Theresa May feels your pain. Or, if that’s a bit of a stretch, she acknowledges your serious concerns. That’s what Number 10 briefed in the night before her speech, and the launch of a year-long review into higher education. There’s talk that Tory MPs are worried that parents, grandparents, and basically anyone who knows someone going to university, are in danger of defecting to Labour. This follows the flawed logic that Labour have sewn up the youth vote in unprecedented numbers, something that’s been refuted by a BES paper released earlier this year. So, out of what appears to be nothing more than electoral fear, the Tories have returned to the issue of higher education funding and fees.
The first issue that the government face here is one of politics. Unless they scrap tuition fees, their offering is just going to be seen as a less generous alternative to what Labour are proposing. The government has considered lowering the cost of some, or all courses, changing the repayment threshold, or lowering the interest rate. The problem here is that, electorally, all they’re doing is offering less than Labour. It’s a political misstep, and one the government seem to be making again and again. But this is different to the last time that the issue arose; now, with the announcement of a review into higher education funding, the government are offering solutions that, at first glance, appear to be more substantive than the things that they’ve offered before.
Damian Hinds, the new Education Secretary, has said that he will do what he can to make arts courses cheaper, acknowledging that “almost all courses [are] charging exactly the same price where some cost higher amounts [to teach] than others.” This, in theory, seems like a good idea; making a course that costs less to cheap also cost less for students. But that’s in theory. In practice, it’s a different matter entirely.

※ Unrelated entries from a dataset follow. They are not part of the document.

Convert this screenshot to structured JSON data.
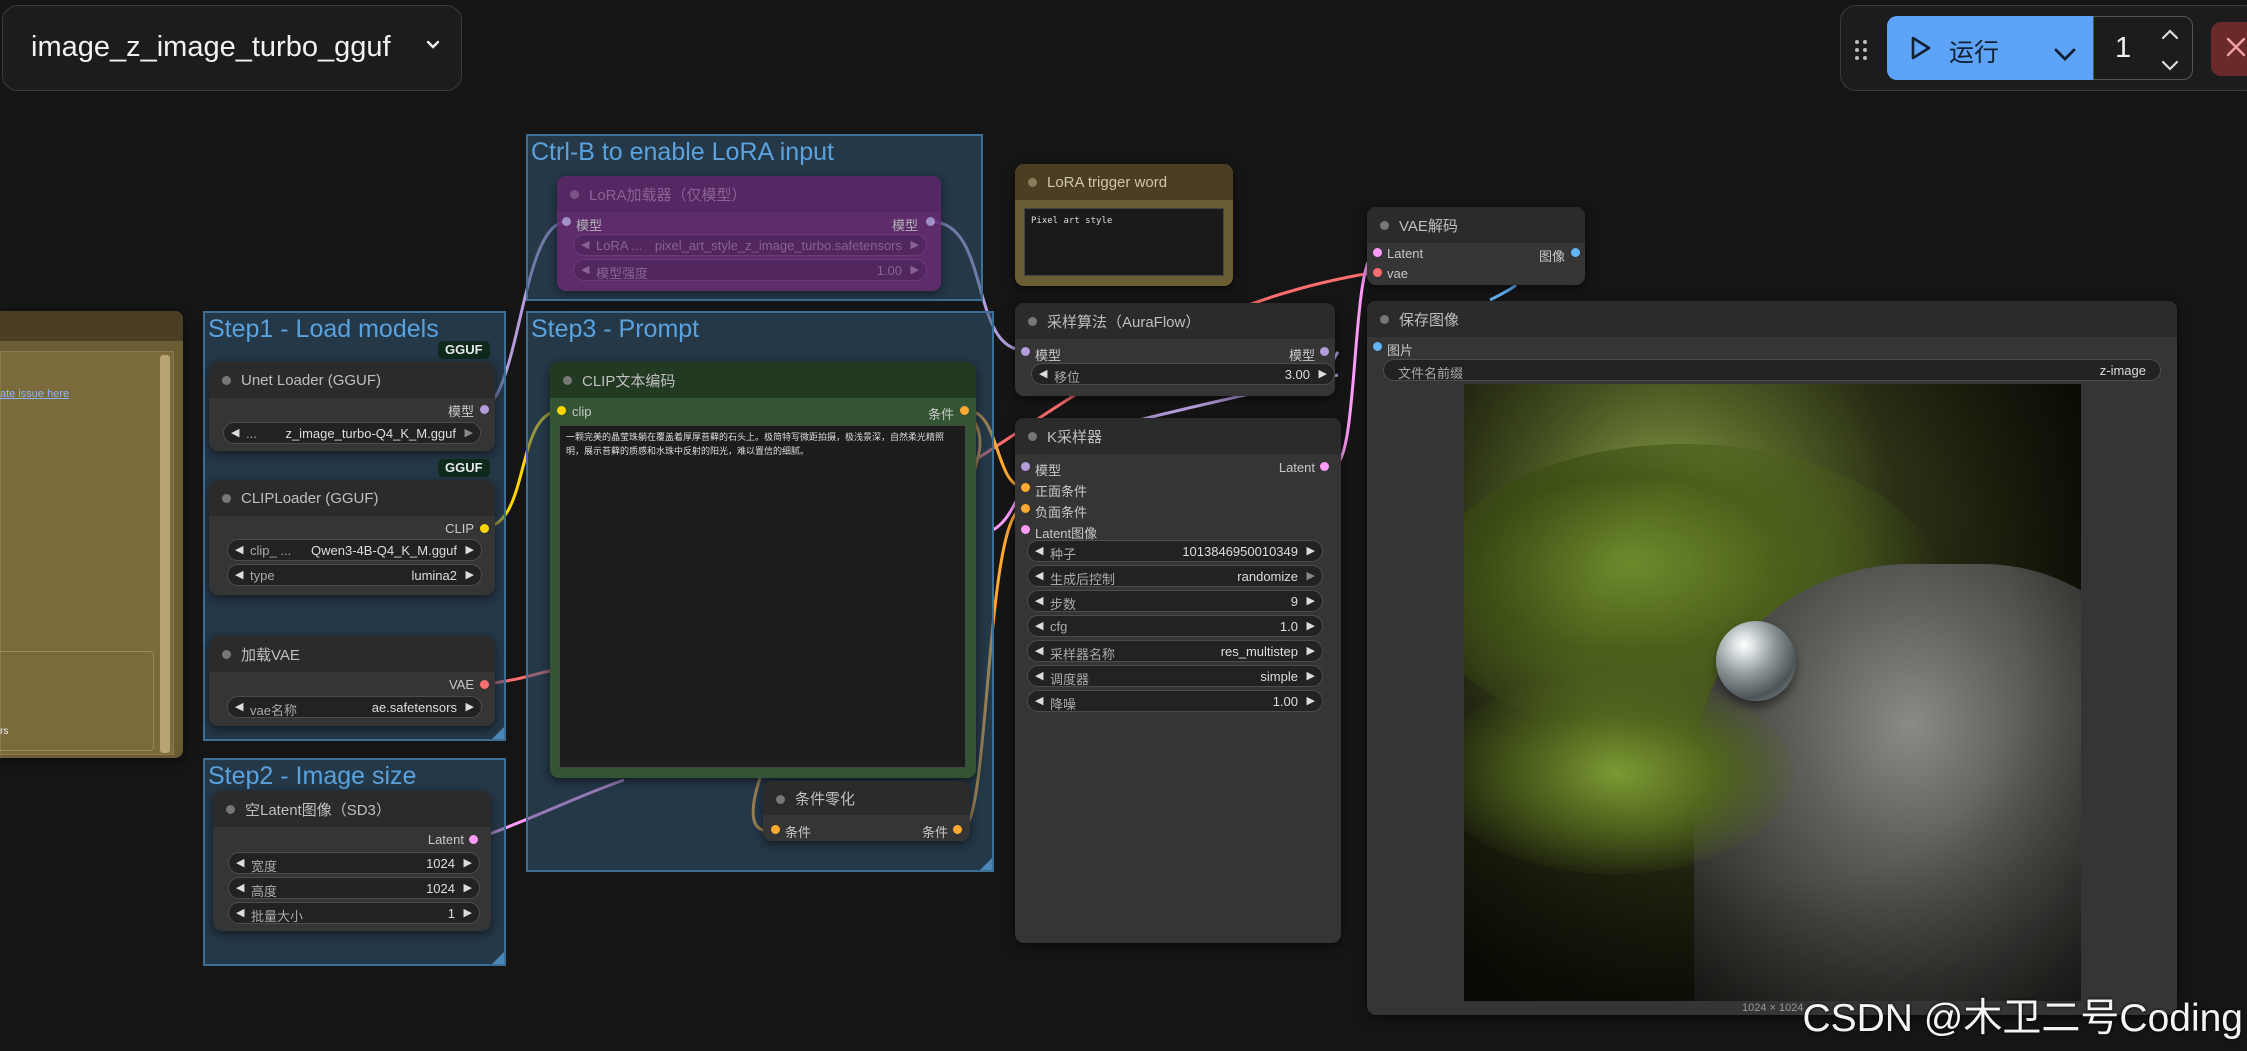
{
  "workflow": {
    "title": "image_z_image_turbo_gguf"
  },
  "toolbar": {
    "run_label": "运行",
    "queue_count": "1"
  },
  "groups": {
    "lora": "Ctrl-B to enable LoRA input",
    "step1": "Step1 - Load models",
    "step2": "Step2 - Image size",
    "step3": "Step3 - Prompt"
  },
  "note": {
    "link_text": "ate issue here",
    "bottom_text": "rs"
  },
  "nodes": {
    "lora_loader": {
      "title": "LoRA加载器（仅模型）",
      "in": "模型",
      "out": "模型",
      "w1_label": "LoRA ...",
      "w1_value": "pixel_art_style_z_image_turbo.safetensors",
      "w2_label": "模型强度",
      "w2_value": "1.00"
    },
    "lora_trigger": {
      "title": "LoRA trigger word",
      "text": "Pixel art style"
    },
    "vae_decode": {
      "title": "VAE解码",
      "in1": "Latent",
      "in2": "vae",
      "out": "图像"
    },
    "save_image": {
      "title": "保存图像",
      "in": "图片",
      "prefix_label": "文件名前缀",
      "prefix_value": "z-image",
      "size_caption": "1024 × 1024"
    },
    "unet": {
      "title": "Unet Loader (GGUF)",
      "badge": "GGUF",
      "out": "模型",
      "w_label": "...",
      "w_value": "z_image_turbo-Q4_K_M.gguf"
    },
    "clip_loader": {
      "title": "CLIPLoader (GGUF)",
      "badge": "GGUF",
      "out": "CLIP",
      "w1_label": "clip_ ...",
      "w1_value": "Qwen3-4B-Q4_K_M.gguf",
      "w2_label": "type",
      "w2_value": "lumina2"
    },
    "vae_loader": {
      "title": "加载VAE",
      "out": "VAE",
      "w_label": "vae名称",
      "w_value": "ae.safetensors"
    },
    "latent": {
      "title": "空Latent图像（SD3）",
      "out": "Latent",
      "widgets": [
        {
          "label": "宽度",
          "value": "1024"
        },
        {
          "label": "高度",
          "value": "1024"
        },
        {
          "label": "批量大小",
          "value": "1"
        }
      ]
    },
    "clip_text": {
      "title": "CLIP文本编码",
      "in": "clip",
      "out": "条件",
      "prompt": "一颗完美的晶莹珠躺在覆盖着厚厚苔藓的石头上。极简特写微距拍摄，极浅景深，自然柔光精照明，展示苔藓的质感和水珠中反射的阳光，难以置信的细腻。"
    },
    "zero_cond": {
      "title": "条件零化",
      "in": "条件",
      "out": "条件"
    },
    "auraflow": {
      "title": "采样算法（AuraFlow）",
      "in": "模型",
      "out": "模型",
      "w_label": "移位",
      "w_value": "3.00"
    },
    "ksampler": {
      "title": "K采样器",
      "inputs": [
        "模型",
        "正面条件",
        "负面条件",
        "Latent图像"
      ],
      "out": "Latent",
      "widgets": [
        {
          "label": "种子",
          "value": "1013846950010349"
        },
        {
          "label": "生成后控制",
          "value": "randomize"
        },
        {
          "label": "步数",
          "value": "9"
        },
        {
          "label": "cfg",
          "value": "1.0"
        },
        {
          "label": "采样器名称",
          "value": "res_multistep"
        },
        {
          "label": "调度器",
          "value": "simple"
        },
        {
          "label": "降噪",
          "value": "1.00"
        }
      ]
    }
  },
  "watermark": "CSDN @木卫二号Coding",
  "colors": {
    "model_pin": "#b39ddb",
    "clip_pin": "#ffd500",
    "vae_pin": "#ff6e6e",
    "latent_pin": "#ff9cf9",
    "cond_pin": "#ffa931",
    "image_pin": "#64b5f6",
    "run_button": "#5da3f7"
  }
}
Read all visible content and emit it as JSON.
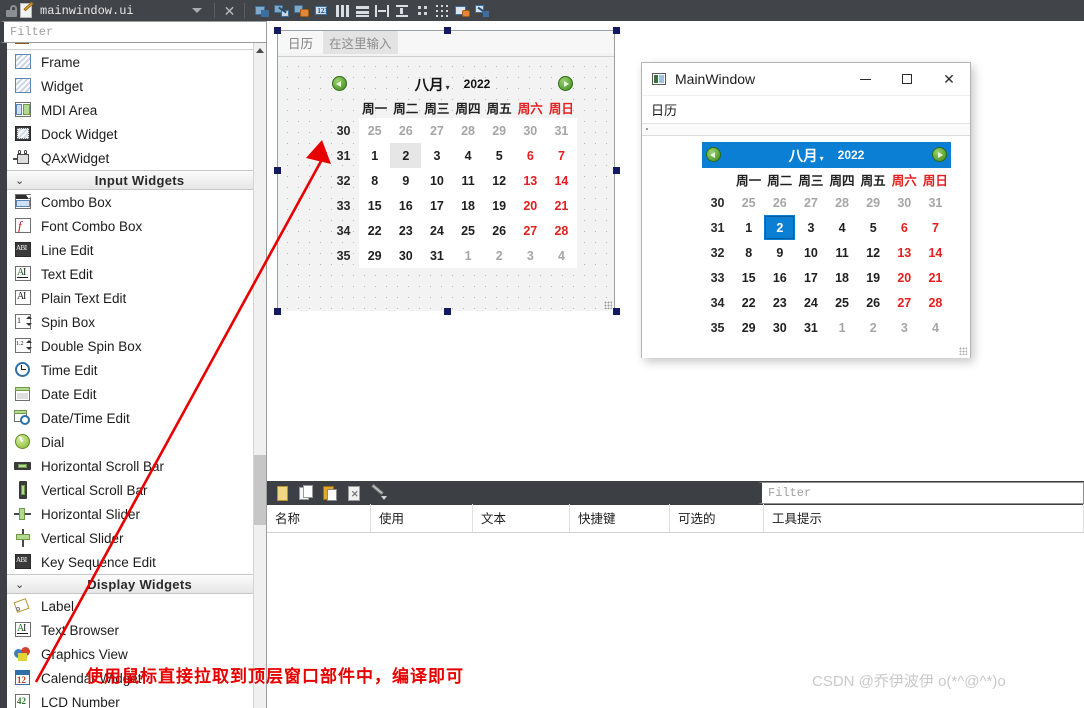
{
  "topbar": {
    "lock_icon": "unlock-icon",
    "doc_icon": "document-edit-icon",
    "file_title": "mainwindow.ui",
    "dropdown_icon": "chevron-down-icon",
    "close_icon": "close-icon",
    "tool_icons": [
      "edit-widgets-icon",
      "edit-signals-slots-icon",
      "edit-buddies-icon",
      "edit-tab-order-icon",
      "layout-horizontal-icon",
      "layout-vertical-icon",
      "layout-splitter-horizontal-icon",
      "layout-splitter-vertical-icon",
      "layout-form-icon",
      "layout-grid-icon",
      "adjust-size-icon",
      "break-layout-icon"
    ]
  },
  "widgetbox": {
    "filter": {
      "placeholder": "Filter"
    },
    "groups": [
      {
        "label": "",
        "collapsed": false,
        "items": [
          {
            "label": "Frame",
            "icon": "frame-icon"
          },
          {
            "label": "Widget",
            "icon": "widget-icon"
          },
          {
            "label": "MDI Area",
            "icon": "mdi-area-icon"
          },
          {
            "label": "Dock Widget",
            "icon": "dock-widget-icon"
          },
          {
            "label": "QAxWidget",
            "icon": "qaxwidget-icon"
          }
        ]
      },
      {
        "label": "Input Widgets",
        "collapsed": false,
        "items": [
          {
            "label": "Combo Box",
            "icon": "combo-box-icon"
          },
          {
            "label": "Font Combo Box",
            "icon": "font-combo-box-icon"
          },
          {
            "label": "Line Edit",
            "icon": "line-edit-icon"
          },
          {
            "label": "Text Edit",
            "icon": "text-edit-icon"
          },
          {
            "label": "Plain Text Edit",
            "icon": "plain-text-edit-icon"
          },
          {
            "label": "Spin Box",
            "icon": "spin-box-icon"
          },
          {
            "label": "Double Spin Box",
            "icon": "double-spin-box-icon"
          },
          {
            "label": "Time Edit",
            "icon": "time-edit-icon"
          },
          {
            "label": "Date Edit",
            "icon": "date-edit-icon"
          },
          {
            "label": "Date/Time Edit",
            "icon": "date-time-edit-icon"
          },
          {
            "label": "Dial",
            "icon": "dial-icon"
          },
          {
            "label": "Horizontal Scroll Bar",
            "icon": "horizontal-scroll-bar-icon"
          },
          {
            "label": "Vertical Scroll Bar",
            "icon": "vertical-scroll-bar-icon"
          },
          {
            "label": "Horizontal Slider",
            "icon": "horizontal-slider-icon"
          },
          {
            "label": "Vertical Slider",
            "icon": "vertical-slider-icon"
          },
          {
            "label": "Key Sequence Edit",
            "icon": "key-sequence-edit-icon"
          }
        ]
      },
      {
        "label": "Display Widgets",
        "collapsed": false,
        "items": [
          {
            "label": "Label",
            "icon": "label-icon"
          },
          {
            "label": "Text Browser",
            "icon": "text-browser-icon"
          },
          {
            "label": "Graphics View",
            "icon": "graphics-view-icon"
          },
          {
            "label": "Calendar Widget",
            "icon": "calendar-widget-icon"
          },
          {
            "label": "LCD Number",
            "icon": "lcd-number-icon"
          }
        ]
      }
    ]
  },
  "form": {
    "menu_items": [
      "日历"
    ],
    "menu_placeholder": "在这里输入"
  },
  "calendar": {
    "prev_icon": "arrow-left-icon",
    "next_icon": "arrow-right-icon",
    "month": "八月",
    "month_caret": "▾",
    "year": "2022",
    "weekday_headers": [
      "周一",
      "周二",
      "周三",
      "周四",
      "周五",
      "周六",
      "周日"
    ],
    "week_numbers": [
      "30",
      "31",
      "32",
      "33",
      "34",
      "35"
    ],
    "rows": [
      [
        {
          "d": "25",
          "t": "out"
        },
        {
          "d": "26",
          "t": "out"
        },
        {
          "d": "27",
          "t": "out"
        },
        {
          "d": "28",
          "t": "out"
        },
        {
          "d": "29",
          "t": "out"
        },
        {
          "d": "30",
          "t": "out"
        },
        {
          "d": "31",
          "t": "out"
        }
      ],
      [
        {
          "d": "1",
          "t": "in"
        },
        {
          "d": "2",
          "t": "sel"
        },
        {
          "d": "3",
          "t": "in"
        },
        {
          "d": "4",
          "t": "in"
        },
        {
          "d": "5",
          "t": "in"
        },
        {
          "d": "6",
          "t": "we"
        },
        {
          "d": "7",
          "t": "we"
        }
      ],
      [
        {
          "d": "8",
          "t": "in"
        },
        {
          "d": "9",
          "t": "in"
        },
        {
          "d": "10",
          "t": "in"
        },
        {
          "d": "11",
          "t": "in"
        },
        {
          "d": "12",
          "t": "in"
        },
        {
          "d": "13",
          "t": "we"
        },
        {
          "d": "14",
          "t": "we"
        }
      ],
      [
        {
          "d": "15",
          "t": "in"
        },
        {
          "d": "16",
          "t": "in"
        },
        {
          "d": "17",
          "t": "in"
        },
        {
          "d": "18",
          "t": "in"
        },
        {
          "d": "19",
          "t": "in"
        },
        {
          "d": "20",
          "t": "we"
        },
        {
          "d": "21",
          "t": "we"
        }
      ],
      [
        {
          "d": "22",
          "t": "in"
        },
        {
          "d": "23",
          "t": "in"
        },
        {
          "d": "24",
          "t": "in"
        },
        {
          "d": "25",
          "t": "in"
        },
        {
          "d": "26",
          "t": "in"
        },
        {
          "d": "27",
          "t": "we"
        },
        {
          "d": "28",
          "t": "we"
        }
      ],
      [
        {
          "d": "29",
          "t": "in"
        },
        {
          "d": "30",
          "t": "in"
        },
        {
          "d": "31",
          "t": "in"
        },
        {
          "d": "1",
          "t": "out"
        },
        {
          "d": "2",
          "t": "out"
        },
        {
          "d": "3",
          "t": "out"
        },
        {
          "d": "4",
          "t": "out"
        }
      ]
    ],
    "selected_day": "2"
  },
  "preview": {
    "app_icon": "app-window-icon",
    "title": "MainWindow",
    "minimize_icon": "minimize-icon",
    "maximize_icon": "maximize-icon",
    "close_icon": "close-icon",
    "menu_items": [
      "日历"
    ]
  },
  "action_editor": {
    "toolbar_icons": [
      "new-action-icon",
      "copy-icon",
      "paste-icon",
      "delete-icon",
      "configure-icon"
    ],
    "filter": {
      "placeholder": "Filter"
    },
    "columns": [
      "名称",
      "使用",
      "文本",
      "快捷键",
      "可选的",
      "工具提示"
    ],
    "rows": []
  },
  "annotations": {
    "arrow_color": "#e60000",
    "note": "使用鼠标直接拉取到顶层窗口部件中，编译即可",
    "watermark": "CSDN @乔伊波伊 o(*^@^*)o"
  },
  "colors": {
    "accent_blue": "#0a7fd4",
    "weekend_red": "#e41f1f",
    "toolbar_dark": "#3c3f43",
    "handle_navy": "#141a62"
  }
}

Universities use cross-subsidies in order to fund their courses. To put it in layman’s terms, all courses cost the same amount, but not all of the money for an English Lit course goes towards actually running the English lit course. A degree in engineering is more expensive to teach, and so some of the money in fees that an English Lit student is paying will actually be used to cover the extra costs of an engineering degree. This goes some way to explaining why STEM and arts degrees cost the same amount, even when they don’t cost the same amount to run and teach. So the problem becomes, if an arts course suddenly has lower fees than a STEM course, then the universities lose out on money they use to cross-subsidise more expensive courses, and would need funding from other sources in order to cover the extra cost of teaching STEM degrees.
In theory, this money could come from the government. But again, that’s just in theory. Tuition fees are an exchange between individual (student) and institution (university), but that wouldn’t apply to money given to universities by the government; they’d need to find a revenue raising measure in order to get any money that they chose to give to universities for the running and teaching of STEM courses.
The cost of STEM courses, and the number of people studying them, have become increasingly important in the wake of Brexit. It has been argued that the shortage of those with STEM skills in the UK should be “treated as a national crisis.” And the government’s policy does nothing to lessen that crisis. If anything, the idea of making arts courses cheaper adds an inventive not to study STEM. If a prospective student is on the fence about studying an arts or STEM subjects, the prospect of graduating with significantly less debt will push them more towards the former of the two options.
These problems come before considering what effect the government’s education review will have on the landscape of higher education funding. At the end of the terms of reference published by the Department for Education, it is revealed that the review’s recommendations “must be consistent with the Government’s fiscal policies to reduce the deficit and have debt falling as a percentage of GDP.” So, in the event that Hinds gets his wish and arts courses become cheaper, the government won’t be able to provide financial support to universities to cover the cost of STEM courses. As well as this, they won’t be able to consider bringing back maintenance grants. The scrapping of grants became a major deterrent to those from lower incomes, with past information revealing that “nearly two thirds [of students] has financial reasons” preventing them from considering going to university.
With social mobility and the lack of STEM graduates being seen as crises, and Brexit creating a greater need for investment in Britain from the government, this education review, and the possibilities it brings forward, seem more likely to hinder than help the current situation. The government remains politically weak on the issue due to Labour’s promise to abolish fees, and the policies that they are offering seem misunderstood at best, and damaging at worst. The Prime Minister might say that she understands your concerns, but she doesn’t seem willing or able to do anything to lessen them.